What it's like to drive Mini's ALL4 Racing Dakar-winning car
evo braves the deserts of Dubai to experience just a fraction of the heat and chaos of the Dakar rally
If you ever plan to visit Dubai, do so in the spring or autumn. You don’t want to go in the summer – daytime temperatures can reach the 50s. At this point tourists, and even the Emiratis themselves, head indoors or to their cars to seek air-conditioned comfort.
Spring and autumn are a little more bearable. Mid-thirties is the norm. You’d still not want to stay outside all day, but you can walk around without perspiring from your eyeballs. But wrap yourself in an X-Raid ALL4 Racing Dakar racer, painted black and sat behind a race-prepared engine and temperatures, even in spring, once again start with a five.
This deeply concerned me. I’ve lived in the north of England for most of my life. I eschew long sleeves as soon as temperatures crest 10 degrees and habitually crank cooling systems down to a deep freeze for comfort while I’m driving. I enjoy hot weather, but only with the promise of an air-conditioned car or chilled restaurant at my destination.
Cockpit temperatures in the fifties are alien to me. When you’re being tumble-dried over jumps and rolling through dips, and wearing a full race suit with a balaclava and helmet, some form of cooling is welcome respite.
I’d learned beforehand that X-Raid fits its Mini Countryman-alikes with air conditioning. When I arrived in Dubai, 2015 Dakar winner Nasser Al-Attiyah informed me that the system was rather more rudimentary than I’d hoped. In reality, it cuts maybe ten degrees from the ambient temperature – no goosebump-inducing 16-degree blast here. It’s enough to make the car marginally more bearable on the actual Dakar where the mercury can climb into the seventies, but no more. The best I could hope for was something in the forties. Bugger.
This would be a non-issue were I a seasoned loose-surface expert already familiar with the rigours of off-road driving, but this is the first time I’ve driven a competition car in my life. Truly exciting, but nerve-wracking at the same time. The list of things I really didn’t want to do on my first crack at a £900,000 rally car was brief, but important: Break it. Roll it. Get hopelessly stuck. Vomit all over my race suit as a result of the constant yumps and 40-degree heat.

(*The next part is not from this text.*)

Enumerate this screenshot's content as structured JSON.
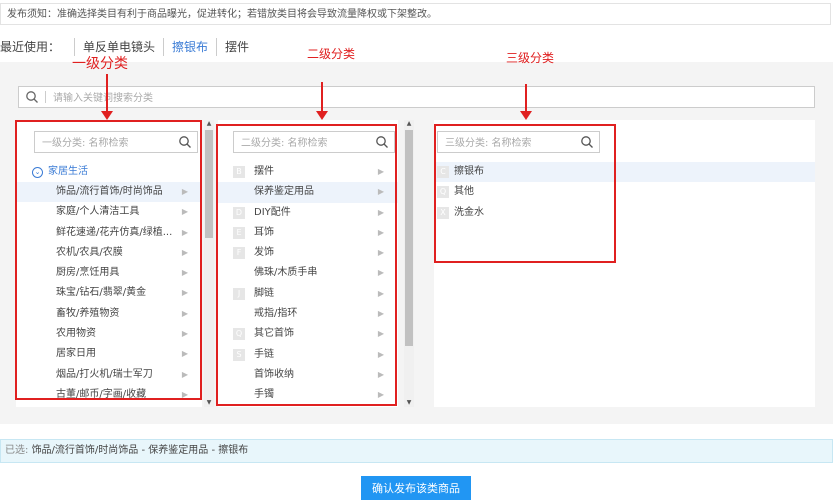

I needn’t have worried. evo Features Editor and office rallyist Henry Catchpole assured me that ultimately, the MINI would be ‘just a car’. And he’s right. The X-Raid Mini is just a car. One with a very special set of abilities, but a car nevertheless.